A verbatim copy of all the data is required, minus any images.

──────── RECORDS TO USE ────────

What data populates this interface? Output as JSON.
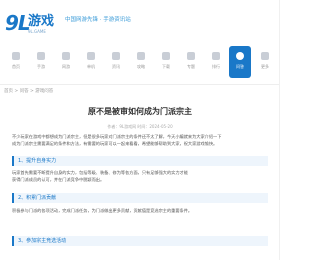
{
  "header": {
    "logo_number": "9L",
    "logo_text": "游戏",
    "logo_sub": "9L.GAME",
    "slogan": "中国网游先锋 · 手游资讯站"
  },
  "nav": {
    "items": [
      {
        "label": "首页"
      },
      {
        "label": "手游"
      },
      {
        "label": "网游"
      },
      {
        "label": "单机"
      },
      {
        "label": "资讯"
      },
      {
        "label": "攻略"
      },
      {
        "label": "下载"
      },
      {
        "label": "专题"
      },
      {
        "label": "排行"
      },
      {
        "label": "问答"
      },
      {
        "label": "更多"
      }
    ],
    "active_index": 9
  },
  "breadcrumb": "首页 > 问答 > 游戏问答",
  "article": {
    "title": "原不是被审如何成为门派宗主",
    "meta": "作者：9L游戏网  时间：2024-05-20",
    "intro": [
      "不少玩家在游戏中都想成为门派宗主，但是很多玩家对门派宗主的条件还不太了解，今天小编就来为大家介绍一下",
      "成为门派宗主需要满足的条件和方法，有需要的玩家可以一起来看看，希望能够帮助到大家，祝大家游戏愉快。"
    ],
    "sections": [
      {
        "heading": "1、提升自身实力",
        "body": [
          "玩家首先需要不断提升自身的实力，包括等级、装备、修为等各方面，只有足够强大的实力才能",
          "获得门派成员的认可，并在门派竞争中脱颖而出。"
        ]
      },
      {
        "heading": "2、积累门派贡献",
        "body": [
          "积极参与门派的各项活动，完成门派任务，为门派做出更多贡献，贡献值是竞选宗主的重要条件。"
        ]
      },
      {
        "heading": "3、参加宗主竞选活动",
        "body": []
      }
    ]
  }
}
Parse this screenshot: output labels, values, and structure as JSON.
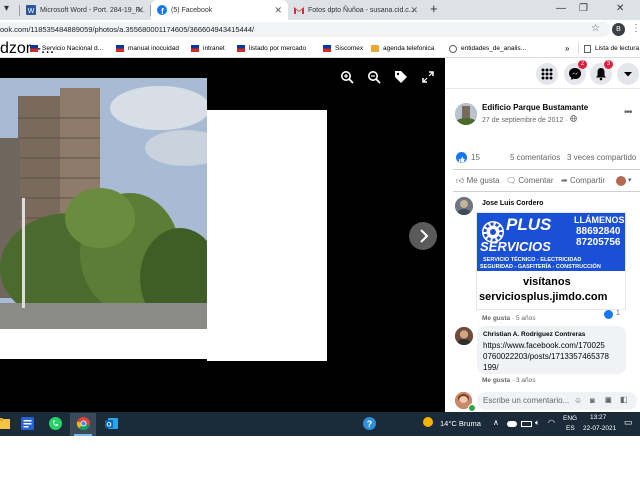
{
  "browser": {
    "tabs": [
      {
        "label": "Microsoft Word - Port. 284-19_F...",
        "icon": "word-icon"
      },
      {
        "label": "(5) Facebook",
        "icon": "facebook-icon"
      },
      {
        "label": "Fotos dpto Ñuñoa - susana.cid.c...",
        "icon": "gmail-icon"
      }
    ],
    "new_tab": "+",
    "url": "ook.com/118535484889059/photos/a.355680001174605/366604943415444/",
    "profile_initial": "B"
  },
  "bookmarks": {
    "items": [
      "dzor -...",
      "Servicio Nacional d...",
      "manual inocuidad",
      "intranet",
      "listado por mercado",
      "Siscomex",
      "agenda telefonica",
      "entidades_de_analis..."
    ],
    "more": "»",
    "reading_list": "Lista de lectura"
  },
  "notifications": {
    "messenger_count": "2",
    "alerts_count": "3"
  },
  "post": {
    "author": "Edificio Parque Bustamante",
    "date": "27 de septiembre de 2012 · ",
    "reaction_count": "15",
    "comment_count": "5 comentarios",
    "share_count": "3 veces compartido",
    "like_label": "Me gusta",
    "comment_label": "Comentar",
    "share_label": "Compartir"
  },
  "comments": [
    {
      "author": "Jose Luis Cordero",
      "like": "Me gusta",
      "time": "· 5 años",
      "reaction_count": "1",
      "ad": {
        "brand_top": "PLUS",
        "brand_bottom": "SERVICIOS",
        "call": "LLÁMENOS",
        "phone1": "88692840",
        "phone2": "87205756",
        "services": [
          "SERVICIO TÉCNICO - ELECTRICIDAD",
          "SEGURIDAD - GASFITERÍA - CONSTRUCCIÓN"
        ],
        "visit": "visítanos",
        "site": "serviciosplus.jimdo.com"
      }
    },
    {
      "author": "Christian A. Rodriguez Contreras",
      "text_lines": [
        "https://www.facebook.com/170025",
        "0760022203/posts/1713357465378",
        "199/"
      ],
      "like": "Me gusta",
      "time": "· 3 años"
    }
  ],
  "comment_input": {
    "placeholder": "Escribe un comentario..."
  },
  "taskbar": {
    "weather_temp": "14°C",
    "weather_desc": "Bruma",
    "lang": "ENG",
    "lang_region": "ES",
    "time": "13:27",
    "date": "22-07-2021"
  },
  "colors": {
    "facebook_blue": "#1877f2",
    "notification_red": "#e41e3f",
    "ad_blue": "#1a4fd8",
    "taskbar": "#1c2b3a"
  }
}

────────

=== WORKED SOLUTION ===
What data populates this interface? Output as JSON.
{
  "header": {
    "logo_number": "9L",
    "logo_text": "游戏",
    "logo_sub": "9L.GAME",
    "slogan": "中国网游先锋 · 手游资讯站"
  },
  "nav": {
    "items": [
      {
        "label": "首页"
      },
      {
        "label": "手游"
      },
      {
        "label": "网游"
      },
      {
        "label": "单机"
      },
      {
        "label": "资讯"
      },
      {
        "label": "攻略"
      },
      {
        "label": "下载"
      },
      {
        "label": "专题"
      },
      {
        "label": "排行"
      },
      {
        "label": "问答"
      },
      {
        "label": "更多"
      }
    ],
    "active_index": 9
  },
  "breadcrumb": "首页 > 问答 > 游戏问答",
  "article": {
    "title": "原不是被审如何成为门派宗主",
    "meta": "作者：9L游戏网  时间：2024-05-20",
    "intro": [
      "不少玩家在游戏中都想成为门派宗主，但是很多玩家对门派宗主的条件还不太了解，今天小编就来为大家介绍一下",
      "成为门派宗主需要满足的条件和方法，有需要的玩家可以一起来看看，希望能够帮助到大家，祝大家游戏愉快。"
    ],
    "sections": [
      {
        "heading": "1、提升自身实力",
        "body": [
          "玩家首先需要不断提升自身的实力，包括等级、装备、修为等各方面，只有足够强大的实力才能",
          "获得门派成员的认可，并在门派竞争中脱颖而出。"
        ]
      },
      {
        "heading": "2、积累门派贡献",
        "body": [
          "积极参与门派的各项活动，完成门派任务，为门派做出更多贡献，贡献值是竞选宗主的重要条件。"
        ]
      },
      {
        "heading": "3、参加宗主竞选活动",
        "body": []
      }
    ]
  }
}
Parse this screenshot: output labels, values, and structure as JSON.
{
  "browser": {
    "tabs": [
      {
        "label": "Microsoft Word - Port. 284-19_F...",
        "icon": "word-icon"
      },
      {
        "label": "(5) Facebook",
        "icon": "facebook-icon"
      },
      {
        "label": "Fotos dpto Ñuñoa - susana.cid.c...",
        "icon": "gmail-icon"
      }
    ],
    "new_tab": "+",
    "url": "ook.com/118535484889059/photos/a.355680001174605/366604943415444/",
    "profile_initial": "B"
  },
  "bookmarks": {
    "items": [
      "dzor -...",
      "Servicio Nacional d...",
      "manual inocuidad",
      "intranet",
      "listado por mercado",
      "Siscomex",
      "agenda telefonica",
      "entidades_de_analis..."
    ],
    "more": "»",
    "reading_list": "Lista de lectura"
  },
  "notifications": {
    "messenger_count": "2",
    "alerts_count": "3"
  },
  "post": {
    "author": "Edificio Parque Bustamante",
    "date": "27 de septiembre de 2012 · ",
    "reaction_count": "15",
    "comment_count": "5 comentarios",
    "share_count": "3 veces compartido",
    "like_label": "Me gusta",
    "comment_label": "Comentar",
    "share_label": "Compartir"
  },
  "comments": [
    {
      "author": "Jose Luis Cordero",
      "like": "Me gusta",
      "time": "· 5 años",
      "reaction_count": "1",
      "ad": {
        "brand_top": "PLUS",
        "brand_bottom": "SERVICIOS",
        "call": "LLÁMENOS",
        "phone1": "88692840",
        "phone2": "87205756",
        "services": [
          "SERVICIO TÉCNICO - ELECTRICIDAD",
          "SEGURIDAD - GASFITERÍA - CONSTRUCCIÓN"
        ],
        "visit": "visítanos",
        "site": "serviciosplus.jimdo.com"
      }
    },
    {
      "author": "Christian A. Rodriguez Contreras",
      "text_lines": [
        "https://www.facebook.com/170025",
        "0760022203/posts/1713357465378",
        "199/"
      ],
      "like": "Me gusta",
      "time": "· 3 años"
    }
  ],
  "comment_input": {
    "placeholder": "Escribe un comentario..."
  },
  "taskbar": {
    "weather_temp": "14°C",
    "weather_desc": "Bruma",
    "lang": "ENG",
    "lang_region": "ES",
    "time": "13:27",
    "date": "22-07-2021"
  },
  "colors": {
    "facebook_blue": "#1877f2",
    "notification_red": "#e41e3f",
    "ad_blue": "#1a4fd8",
    "taskbar": "#1c2b3a"
  }
}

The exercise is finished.